American West c.1835-1895

In this unit students will have the opportunity to study the life of the Plains Indians and how did they live on the Great Plains. Students will study a variety of different groups who moved West and reasons why/how they survived. Students will also examine the fate of the Native Americans.

Students will have a secure understanding of the narrative of events. Students will need to explain how events led to an outcome and make links between events. Students will form a developed judgement of the factors influencing key events and turning points. Students will evaluate the reliability and prioritise the importance of a range of sources and historical evidence.

Students will be assessed on knowledge, understanding and key historical skills through exam style questions.

Year 10 Summer

What are we learning?
What Knowledge, Understanding and Skills will we gain?
What will excellence look like?
How will these be assessed?

Weimar and Nazi Germany 1918-1939  

Students will start right at the beginning with the Treaty of Versailles and its effects in Germany. They will gain an understanding of the creation of the Weimar Republic and its challenges. Students will examine how these challenges influenced Hitler, the creation of the Nazi Party and the impact that the Nazi’s had on German society. Students will examine contemporary sources to cover key topics such as The Night of Long Knives, Kristallnacht, the Reichstag Fire, the Gestapo, Hitler Youth and the Final Solution. Pupils will have knowledge of the police state and will investigate how the dictatorship controlled and influenced attitudes in society.

Students demonstrate the ability to analyse and evaluate contemporary sources and later interpretations. Students are aware that interpretations are based on evidence from their period of study. Students can use a range of evidence to reach conclusions. Students will be able to evaluate given interpretations using their own knowledge of the period.

Students will be assessed on their knowledge and understanding of the key period. They will be assessed through exam style questions. This assessment focuses on their historical skills such as analysing sources and finding inferences. They will also need to evaluate sources and judge their usefulness. Students will also need to analyse interpretations and form judgements on them.

 

Year 11 Autumn

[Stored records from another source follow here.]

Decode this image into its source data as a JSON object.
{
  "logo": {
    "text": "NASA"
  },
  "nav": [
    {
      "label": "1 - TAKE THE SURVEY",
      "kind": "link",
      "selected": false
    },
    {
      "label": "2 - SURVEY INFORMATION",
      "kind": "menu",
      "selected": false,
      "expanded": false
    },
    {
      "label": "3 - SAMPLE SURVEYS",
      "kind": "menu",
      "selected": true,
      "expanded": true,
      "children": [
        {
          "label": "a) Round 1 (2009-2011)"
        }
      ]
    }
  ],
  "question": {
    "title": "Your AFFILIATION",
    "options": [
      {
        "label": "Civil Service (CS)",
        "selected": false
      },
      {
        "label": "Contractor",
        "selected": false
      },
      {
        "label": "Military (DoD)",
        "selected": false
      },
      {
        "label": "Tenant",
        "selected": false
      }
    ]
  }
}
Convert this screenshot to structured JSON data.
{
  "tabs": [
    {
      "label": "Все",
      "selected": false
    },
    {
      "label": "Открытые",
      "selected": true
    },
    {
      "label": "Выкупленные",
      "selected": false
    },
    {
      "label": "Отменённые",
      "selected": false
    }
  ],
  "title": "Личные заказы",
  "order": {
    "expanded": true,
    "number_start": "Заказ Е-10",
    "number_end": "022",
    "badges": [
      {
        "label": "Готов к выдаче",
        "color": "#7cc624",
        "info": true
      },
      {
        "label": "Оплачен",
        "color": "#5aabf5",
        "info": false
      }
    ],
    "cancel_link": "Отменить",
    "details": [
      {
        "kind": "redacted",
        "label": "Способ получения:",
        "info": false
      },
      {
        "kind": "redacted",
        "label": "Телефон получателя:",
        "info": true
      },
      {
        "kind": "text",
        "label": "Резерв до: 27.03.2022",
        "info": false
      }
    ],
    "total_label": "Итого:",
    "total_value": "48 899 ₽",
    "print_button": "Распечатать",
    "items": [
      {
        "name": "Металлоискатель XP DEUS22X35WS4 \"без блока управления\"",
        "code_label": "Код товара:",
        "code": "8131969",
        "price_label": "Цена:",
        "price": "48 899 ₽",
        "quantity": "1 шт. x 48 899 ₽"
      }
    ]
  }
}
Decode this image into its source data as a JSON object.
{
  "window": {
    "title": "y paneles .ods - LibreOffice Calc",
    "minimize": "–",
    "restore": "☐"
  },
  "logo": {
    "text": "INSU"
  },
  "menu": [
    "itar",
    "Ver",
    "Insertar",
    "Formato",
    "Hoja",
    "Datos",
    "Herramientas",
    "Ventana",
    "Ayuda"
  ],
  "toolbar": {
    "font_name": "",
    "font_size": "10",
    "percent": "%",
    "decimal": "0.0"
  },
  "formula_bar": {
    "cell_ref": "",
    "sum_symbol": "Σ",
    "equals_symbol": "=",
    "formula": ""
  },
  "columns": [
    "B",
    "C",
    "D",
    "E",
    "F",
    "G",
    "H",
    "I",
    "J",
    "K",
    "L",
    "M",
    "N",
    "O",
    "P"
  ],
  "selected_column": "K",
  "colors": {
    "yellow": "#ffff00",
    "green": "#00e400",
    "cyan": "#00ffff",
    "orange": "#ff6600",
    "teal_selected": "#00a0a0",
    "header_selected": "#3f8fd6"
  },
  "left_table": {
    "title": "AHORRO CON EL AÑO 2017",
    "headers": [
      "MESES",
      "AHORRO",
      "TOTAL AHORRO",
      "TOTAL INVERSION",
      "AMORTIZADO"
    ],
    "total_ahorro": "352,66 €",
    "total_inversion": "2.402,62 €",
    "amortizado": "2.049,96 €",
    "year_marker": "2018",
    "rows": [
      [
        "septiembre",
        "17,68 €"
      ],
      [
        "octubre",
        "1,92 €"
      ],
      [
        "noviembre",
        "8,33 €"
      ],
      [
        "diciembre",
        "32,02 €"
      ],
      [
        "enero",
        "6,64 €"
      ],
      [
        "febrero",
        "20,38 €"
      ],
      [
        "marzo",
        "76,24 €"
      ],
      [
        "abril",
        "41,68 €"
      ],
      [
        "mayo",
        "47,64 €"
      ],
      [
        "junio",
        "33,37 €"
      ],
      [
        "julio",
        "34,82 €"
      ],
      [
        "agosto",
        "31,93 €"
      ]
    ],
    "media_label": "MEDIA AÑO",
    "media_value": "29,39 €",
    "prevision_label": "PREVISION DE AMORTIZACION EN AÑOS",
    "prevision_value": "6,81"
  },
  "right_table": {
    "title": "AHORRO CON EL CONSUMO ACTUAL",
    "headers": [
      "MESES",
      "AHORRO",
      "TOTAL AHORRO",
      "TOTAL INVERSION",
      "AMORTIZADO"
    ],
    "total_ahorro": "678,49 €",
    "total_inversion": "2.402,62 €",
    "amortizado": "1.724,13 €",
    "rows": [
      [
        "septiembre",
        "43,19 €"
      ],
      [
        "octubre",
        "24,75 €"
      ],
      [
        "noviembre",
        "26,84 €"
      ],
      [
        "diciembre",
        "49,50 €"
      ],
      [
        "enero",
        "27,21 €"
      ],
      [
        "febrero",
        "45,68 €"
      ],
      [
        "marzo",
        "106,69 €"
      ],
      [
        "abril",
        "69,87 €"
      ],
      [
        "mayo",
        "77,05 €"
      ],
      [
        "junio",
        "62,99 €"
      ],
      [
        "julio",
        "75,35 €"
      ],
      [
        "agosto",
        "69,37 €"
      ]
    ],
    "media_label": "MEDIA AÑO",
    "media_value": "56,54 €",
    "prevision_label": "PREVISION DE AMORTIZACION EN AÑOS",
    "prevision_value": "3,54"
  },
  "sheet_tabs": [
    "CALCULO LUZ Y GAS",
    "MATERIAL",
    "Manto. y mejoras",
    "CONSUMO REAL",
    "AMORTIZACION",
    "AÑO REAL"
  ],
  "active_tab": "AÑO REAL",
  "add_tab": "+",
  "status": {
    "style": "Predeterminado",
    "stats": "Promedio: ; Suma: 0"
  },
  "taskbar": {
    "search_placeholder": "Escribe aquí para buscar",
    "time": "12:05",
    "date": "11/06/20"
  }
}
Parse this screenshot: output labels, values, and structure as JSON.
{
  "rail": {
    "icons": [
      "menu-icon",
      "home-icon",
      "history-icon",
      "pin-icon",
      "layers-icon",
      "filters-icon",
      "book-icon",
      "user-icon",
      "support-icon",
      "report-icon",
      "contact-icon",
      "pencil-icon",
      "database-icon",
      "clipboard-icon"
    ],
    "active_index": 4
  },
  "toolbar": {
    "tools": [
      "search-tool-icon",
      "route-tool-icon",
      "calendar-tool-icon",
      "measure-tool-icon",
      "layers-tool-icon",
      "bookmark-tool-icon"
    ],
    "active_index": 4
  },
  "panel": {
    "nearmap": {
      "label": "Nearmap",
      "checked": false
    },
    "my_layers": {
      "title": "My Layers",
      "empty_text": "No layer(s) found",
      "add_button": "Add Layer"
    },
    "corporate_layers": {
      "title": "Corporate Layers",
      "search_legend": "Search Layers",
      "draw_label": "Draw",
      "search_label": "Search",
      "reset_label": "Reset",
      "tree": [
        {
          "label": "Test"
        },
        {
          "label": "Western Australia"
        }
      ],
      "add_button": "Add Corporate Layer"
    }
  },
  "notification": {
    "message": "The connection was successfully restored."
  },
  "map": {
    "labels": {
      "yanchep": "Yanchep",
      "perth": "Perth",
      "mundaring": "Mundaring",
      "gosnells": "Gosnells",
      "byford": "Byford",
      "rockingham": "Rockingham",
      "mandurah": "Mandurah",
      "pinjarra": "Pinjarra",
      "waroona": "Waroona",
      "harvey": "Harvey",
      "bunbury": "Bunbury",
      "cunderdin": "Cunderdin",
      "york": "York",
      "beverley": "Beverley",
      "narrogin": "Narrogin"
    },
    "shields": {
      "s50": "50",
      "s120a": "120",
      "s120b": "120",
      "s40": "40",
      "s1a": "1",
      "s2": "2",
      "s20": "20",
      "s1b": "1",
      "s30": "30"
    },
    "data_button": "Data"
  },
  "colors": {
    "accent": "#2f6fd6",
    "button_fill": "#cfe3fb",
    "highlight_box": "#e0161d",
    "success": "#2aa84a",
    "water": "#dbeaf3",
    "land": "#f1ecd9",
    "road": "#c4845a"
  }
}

What are we learning?
What Knowledge, Understanding and Skills will we gain?
What will excellence look like?
How will these be assessed?

Weimar and Nazi Germany 1918-1939

Students will start investigating the period after the First World War in Germany. They will start looking at the Treaty of Versailles and its effects on Germany. They will gain an understanding of the creation of the Weimar Republic and its challenges and how these challenges influenced Hitler in the creation of the Nazi Party. Students will investigate the impact of the Nazi Party on German society.

Students analyse and evaluate contemporary sources and later interpretations. They demonstrate the knowledge that interpretations are based on evidence from their period of study. A  range of evidence is used effectively to reach sophisticated conclusions.

Students will be assessed on their knowledge and understanding of the studied period. They will be assessed on historical skills such as using sources and interpretations through exam-style questions.

Year 11 Spring

What are we learning?
What Knowledge, Understanding and Skills will we gain?
What will excellence look like?
How will these be assessed?

Revision of all units

Exam skills will focus on individual needs of students with regular practice of exam papers and exam style questions.

Students will be taught exam techniques, sentence starters, words and phrases that examiners tend to test, as well as revise useful acronyms and keywords of the exam questions.

Students will actively participate in lessons and complete different types of exam questions. Students will attend regular intervention and revision sessions. Students will review a range of exam questions and examiners comments to develop their understanding of what is expected from them.  They will increase the accuracy and variety of their work and know how to attain marks in exams.  

Students will be assessed on their knowledge and understanding through exam-style questions.